kids journal

Kid’s Journal Brings Therapy Home!

When I talk with parents after therapy, I focus on goal areas, skill building, and home activity suggestions.  While that is a good thing, parents don’t hear much about the specific activities that were done in therapy.   My young clients often lack the memory, language capability or sequencing skills sufficient to tell their parents what they did and how they felt during therapy.  The Kid’s Journal app is a great way to wrap up sessions with young clients and a useful tool for communicating specifics about the session with parents and caregivers. 

My favorite features:

Kids record feelings.  Only 5 different expressions are provided but I find this is OK for kids who are under 6 years of age.  I use this as a reflective tool to discuss how angry the child may have been when she struggled with an activity but how happy she was when she accomplished it.  It’s important for kids to realize that frustration and anger may be experienced when they are learning a new skill but they must still push through to find the joy of success.

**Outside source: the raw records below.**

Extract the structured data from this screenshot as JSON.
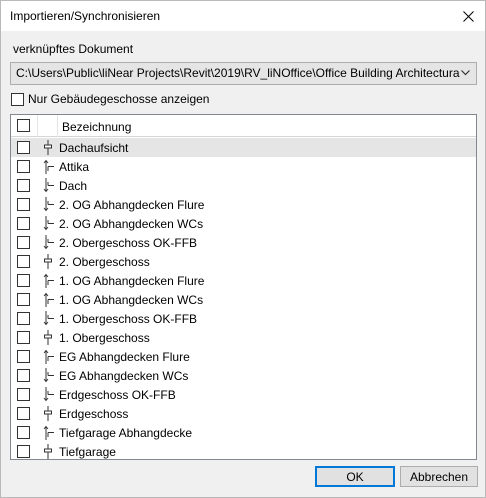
{
  "window": {
    "title": "Importieren/Synchronisieren",
    "close_icon": "close-icon"
  },
  "document": {
    "label": "verknüpftes Dokument",
    "path": "C:\\Users\\Public\\liNear Projects\\Revit\\2019\\RV_liNOffice\\Office Building Architectura"
  },
  "filter": {
    "only_floors_label": "Nur Gebäudegeschosse anzeigen",
    "only_floors_checked": false
  },
  "grid": {
    "header": "Bezeichnung",
    "rows": [
      {
        "name": "Dachaufsicht",
        "type": "floor",
        "selected": true
      },
      {
        "name": "Attika",
        "type": "above"
      },
      {
        "name": "Dach",
        "type": "below"
      },
      {
        "name": "2. OG Abhangdecken Flure",
        "type": "below"
      },
      {
        "name": "2. OG Abhangdecken WCs",
        "type": "below"
      },
      {
        "name": "2. Obergeschoss OK-FFB",
        "type": "below"
      },
      {
        "name": "2. Obergeschoss",
        "type": "floor"
      },
      {
        "name": "1. OG Abhangdecken Flure",
        "type": "above"
      },
      {
        "name": "1. OG Abhangdecken WCs",
        "type": "above"
      },
      {
        "name": "1. Obergeschoss OK-FFB",
        "type": "below"
      },
      {
        "name": "1. Obergeschoss",
        "type": "floor"
      },
      {
        "name": "EG Abhangdecken Flure",
        "type": "above"
      },
      {
        "name": "EG Abhangdecken WCs",
        "type": "below"
      },
      {
        "name": "Erdgeschoss OK-FFB",
        "type": "below"
      },
      {
        "name": "Erdgeschoss",
        "type": "floor"
      },
      {
        "name": "Tiefgarage Abhangdecke",
        "type": "above"
      },
      {
        "name": "Tiefgarage",
        "type": "floor"
      }
    ]
  },
  "buttons": {
    "ok": "OK",
    "cancel": "Abbrechen"
  }
}
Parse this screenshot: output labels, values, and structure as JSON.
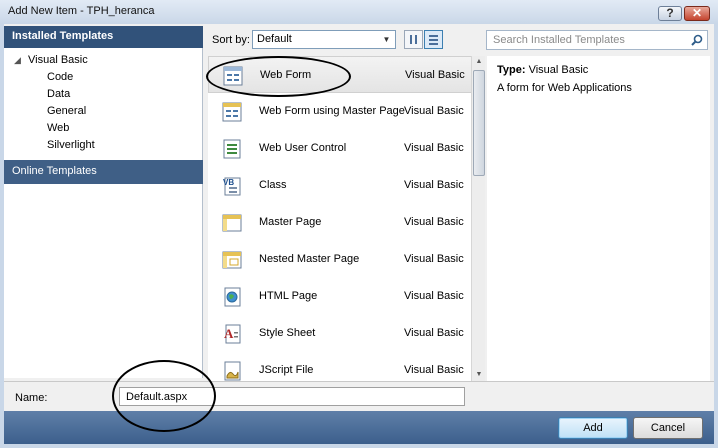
{
  "window": {
    "title": "Add New Item - TPH_heranca",
    "help_glyph": "?",
    "close_glyph": "✕"
  },
  "left_panel": {
    "installed_header": "Installed Templates",
    "tree": [
      {
        "label": "Visual Basic",
        "level": 0,
        "expanded": true
      },
      {
        "label": "Code",
        "level": 1
      },
      {
        "label": "Data",
        "level": 1
      },
      {
        "label": "General",
        "level": 1
      },
      {
        "label": "Web",
        "level": 1
      },
      {
        "label": "Silverlight",
        "level": 1
      }
    ],
    "online_header": "Online Templates"
  },
  "toolbar": {
    "sort_label": "Sort by:",
    "sort_value": "Default",
    "search_placeholder": "Search Installed Templates"
  },
  "templates": [
    {
      "name": "Web Form",
      "language": "Visual Basic",
      "icon": "web-form-icon",
      "selected": true
    },
    {
      "name": "Web Form using Master Page",
      "language": "Visual Basic",
      "icon": "web-form-master-icon"
    },
    {
      "name": "Web User Control",
      "language": "Visual Basic",
      "icon": "web-user-control-icon"
    },
    {
      "name": "Class",
      "language": "Visual Basic",
      "icon": "class-icon"
    },
    {
      "name": "Master Page",
      "language": "Visual Basic",
      "icon": "master-page-icon"
    },
    {
      "name": "Nested Master Page",
      "language": "Visual Basic",
      "icon": "nested-master-page-icon"
    },
    {
      "name": "HTML Page",
      "language": "Visual Basic",
      "icon": "html-page-icon"
    },
    {
      "name": "Style Sheet",
      "language": "Visual Basic",
      "icon": "style-sheet-icon"
    },
    {
      "name": "JScript File",
      "language": "Visual Basic",
      "icon": "jscript-file-icon"
    }
  ],
  "details": {
    "type_label": "Type:",
    "type_value": "Visual Basic",
    "description": "A form for Web Applications"
  },
  "bottom": {
    "name_label": "Name:",
    "name_value": "Default.aspx",
    "add_label": "Add",
    "cancel_label": "Cancel"
  },
  "colors": {
    "header_bg": "#31527a",
    "online_bg": "#3f5f86",
    "footer_bg": "#3c5f8c",
    "accent": "#3c7fb1"
  }
}
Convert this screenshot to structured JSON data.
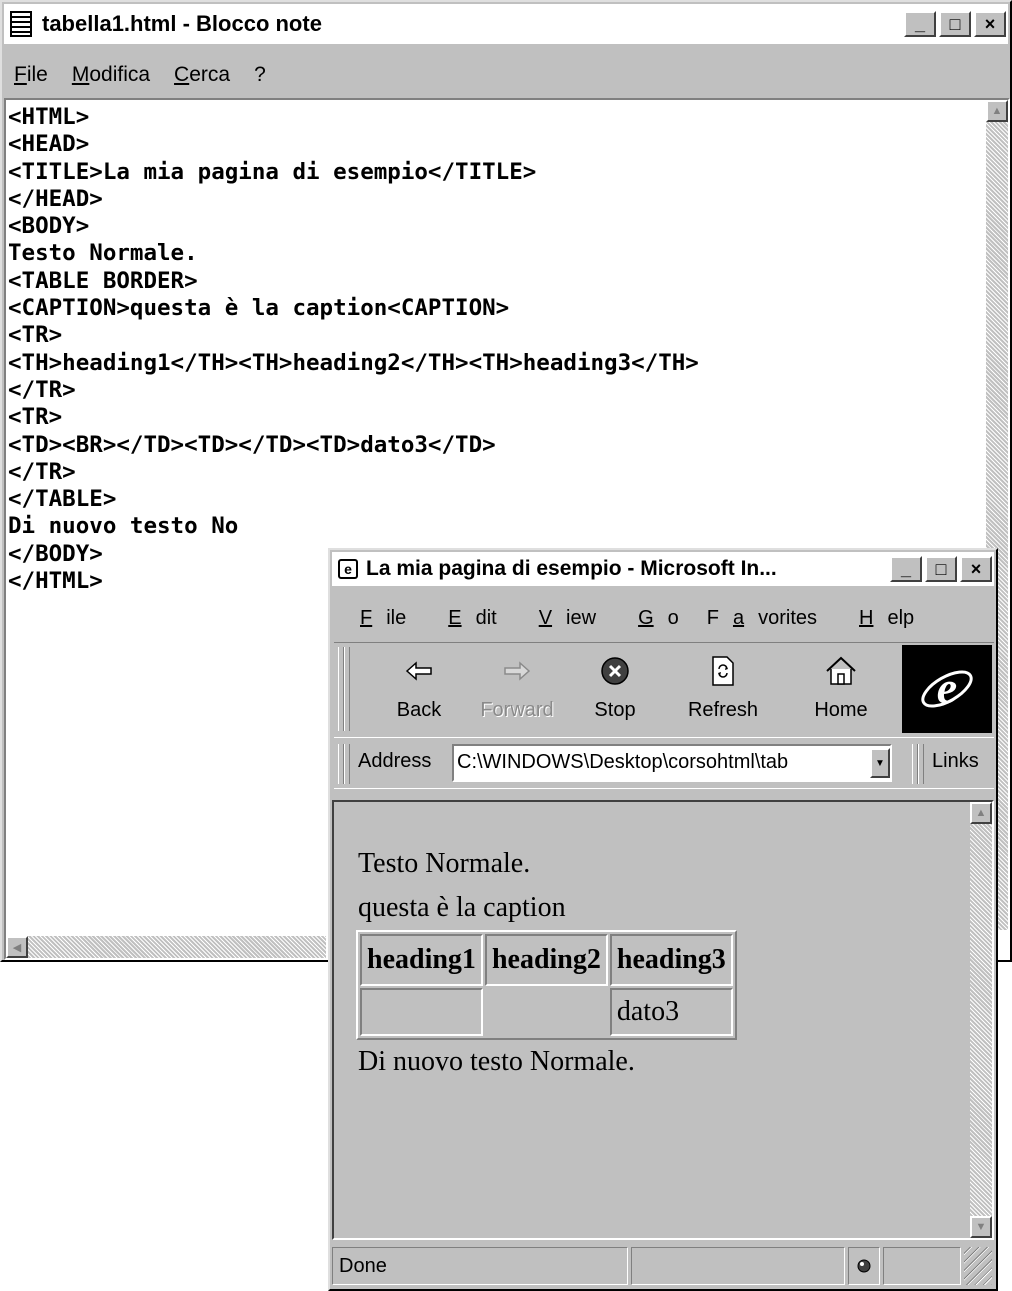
{
  "notepad": {
    "title": "tabella1.html - Blocco note",
    "menu": [
      "File",
      "Modifica",
      "Cerca",
      "?"
    ],
    "window_buttons": [
      "_",
      "□",
      "×"
    ],
    "content": "<HTML>\n<HEAD>\n<TITLE>La mia pagina di esempio</TITLE>\n</HEAD>\n<BODY>\nTesto Normale.\n<TABLE BORDER>\n<CAPTION>questa è la caption<CAPTION>\n<TR>\n<TH>heading1</TH><TH>heading2</TH><TH>heading3</TH>\n</TR>\n<TR>\n<TD><BR></TD><TD></TD><TD>dato3</TD>\n</TR>\n</TABLE>\nDi nuovo testo No\n</BODY>\n</HTML>"
  },
  "browser": {
    "title": "La mia pagina di esempio - Microsoft In...",
    "window_buttons": [
      "_",
      "□",
      "×"
    ],
    "menu": [
      {
        "pre": "",
        "ul": "F",
        "post": "ile"
      },
      {
        "pre": "",
        "ul": "E",
        "post": "dit"
      },
      {
        "pre": "",
        "ul": "V",
        "post": "iew"
      },
      {
        "pre": "",
        "ul": "G",
        "post": "o"
      },
      {
        "pre": "F",
        "ul": "a",
        "post": "vorites"
      },
      {
        "pre": "",
        "ul": "H",
        "post": "elp"
      }
    ],
    "toolbar": {
      "back": "Back",
      "forward": "Forward",
      "stop": "Stop",
      "refresh": "Refresh",
      "home": "Home"
    },
    "address_label": "Address",
    "address_value": "C:\\WINDOWS\\Desktop\\corsohtml\\tab",
    "links_label": "Links",
    "page": {
      "line1": "Testo Normale.",
      "caption": "questa è la caption",
      "headers": [
        "heading1",
        "heading2",
        "heading3"
      ],
      "row": [
        "",
        "",
        "dato3"
      ],
      "line2": "Di nuovo testo Normale."
    },
    "status": "Done"
  }
}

One picture or image can be imported onto the page.  We take the picture during the session or find a picture from my photo library that fits the day.  The visual image is helpful and appealing, especially when kids can’t read or write.

There is a very small space (6 lines) for recording “What did I do today?”  I see many kids who are hesitant to write and intimidated by large spaces.  These small, simple lines actually pull kids in to type a little.  If they dictate and I type, they need to think about the session and be clear and concise.

The entry can be exported to ibooks and then e-mailed directly to parents.  This has been a nice feature that encourages kids to talk with parents about their session when they get home.

The journals are saved and a calendar button allows you to go back and review previous entries.

This app is so simple and easy to use!

My not-so-favorite feature:  There are only 3 environments from which to choose – “home”, “school”, and “away”.  I wish there was another option so OT, PT or speech-language sessions could be differentiated from school or home.  A palm tree is the icon that represents the “away” button.  (I don’t think many kids think of OT as a vacation!).  

In conclusion, as an OT who looks for simplicity in apps and opportunities to help kids reflect, the Kid’s Journal app works great!

by Jill Perry, MHA, MS, OTR/L